On the International Day for the Elimination of Violence Against Women (25 November), Amnesty International has said that the UK Home Secretary Theresa May must make firm commitments to tackling the problem.
Amnesty welcomed the Home Secretary's announcement of a new cross-government plan to combat violence against women in England. But they said that guarantees must be put in place to ensure the most vulnerable women are protected.
Along with other campaigners, Amnesty has long called for a new approach to dealing with high levels of violence against women and girls, including new policies that would help avoid violence occurring in the first place.
“It’s welcome news that the government is announcing this plan,” said Amnesty’s UK Director Kate Allen. But she added, “We need to see the real detail, especially on funding and whether it’s going to have proper political support right across government”.
She continued, “Will, for example, the government continue to support the vital project that protects women with insecure immigration status who are victims of violence?”
The current scheme provides up to forty days’ funding, access to a refuge and specialised support to some victims of violence who currently have no recourse to public funds.
It is currently being trialled until March, but Amnesty and several women’s organisations are pressing for this to be made permanent.
”It’s precisely these ‘marginal’ schemes that are the litmus test of whether a government is truly committed to tackling violence against women,” said Allen.
Women in the UK who are on spousal visas, international student visas and temporary work permits, generally have no recourse to public funds and prior to the trial scheme, none were able to access specialist services or gain entry to a refuge.
The pilot scheme currently only applies to spouses but, say campaigners, it has already proved successful in protecting women from violence and should be extended to all those affected by the loophole. Amnesty supporters are currently lobbying their MPs for this to happen.

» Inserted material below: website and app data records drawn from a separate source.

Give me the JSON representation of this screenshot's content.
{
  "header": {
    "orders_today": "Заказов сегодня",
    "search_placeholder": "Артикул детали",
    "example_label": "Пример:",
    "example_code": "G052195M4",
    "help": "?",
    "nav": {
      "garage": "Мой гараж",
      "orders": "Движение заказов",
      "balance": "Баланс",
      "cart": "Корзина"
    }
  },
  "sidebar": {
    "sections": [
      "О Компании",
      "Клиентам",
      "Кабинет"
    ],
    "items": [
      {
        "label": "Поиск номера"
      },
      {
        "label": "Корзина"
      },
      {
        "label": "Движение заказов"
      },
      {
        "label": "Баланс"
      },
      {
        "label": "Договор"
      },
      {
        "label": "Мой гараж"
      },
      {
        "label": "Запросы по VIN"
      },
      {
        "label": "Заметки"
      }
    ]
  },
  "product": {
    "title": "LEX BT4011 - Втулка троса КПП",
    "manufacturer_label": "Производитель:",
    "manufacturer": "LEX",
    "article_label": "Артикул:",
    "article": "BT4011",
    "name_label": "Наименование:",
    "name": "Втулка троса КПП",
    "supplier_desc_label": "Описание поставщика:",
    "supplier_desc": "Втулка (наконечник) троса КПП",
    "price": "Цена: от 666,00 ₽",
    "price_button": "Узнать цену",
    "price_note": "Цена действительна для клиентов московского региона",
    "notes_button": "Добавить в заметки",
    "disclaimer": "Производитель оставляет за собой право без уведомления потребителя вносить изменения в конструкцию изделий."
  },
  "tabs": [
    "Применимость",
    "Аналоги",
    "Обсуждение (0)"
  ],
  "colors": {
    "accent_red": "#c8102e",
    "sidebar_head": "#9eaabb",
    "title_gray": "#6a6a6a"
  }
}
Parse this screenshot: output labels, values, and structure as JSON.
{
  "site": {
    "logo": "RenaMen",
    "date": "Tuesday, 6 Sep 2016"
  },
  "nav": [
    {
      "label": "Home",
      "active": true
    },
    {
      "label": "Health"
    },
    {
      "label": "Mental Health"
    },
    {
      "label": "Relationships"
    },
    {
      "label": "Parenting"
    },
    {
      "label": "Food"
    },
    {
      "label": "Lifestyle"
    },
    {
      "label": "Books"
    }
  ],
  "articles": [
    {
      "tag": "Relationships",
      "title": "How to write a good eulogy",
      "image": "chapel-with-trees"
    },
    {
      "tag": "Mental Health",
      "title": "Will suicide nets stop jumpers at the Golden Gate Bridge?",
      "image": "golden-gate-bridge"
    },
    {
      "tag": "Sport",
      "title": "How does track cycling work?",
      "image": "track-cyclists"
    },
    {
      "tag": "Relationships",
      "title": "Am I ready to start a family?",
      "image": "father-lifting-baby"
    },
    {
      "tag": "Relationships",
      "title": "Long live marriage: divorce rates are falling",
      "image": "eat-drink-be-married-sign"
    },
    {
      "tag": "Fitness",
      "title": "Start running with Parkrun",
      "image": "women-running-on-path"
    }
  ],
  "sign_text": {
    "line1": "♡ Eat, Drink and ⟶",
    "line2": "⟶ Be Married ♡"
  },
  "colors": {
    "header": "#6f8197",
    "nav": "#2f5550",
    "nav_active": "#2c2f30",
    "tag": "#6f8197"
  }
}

Amnesty has calculated that hundreds of women have been left destitute or trapped in a cycle of violence because of the 'no recourse' rule.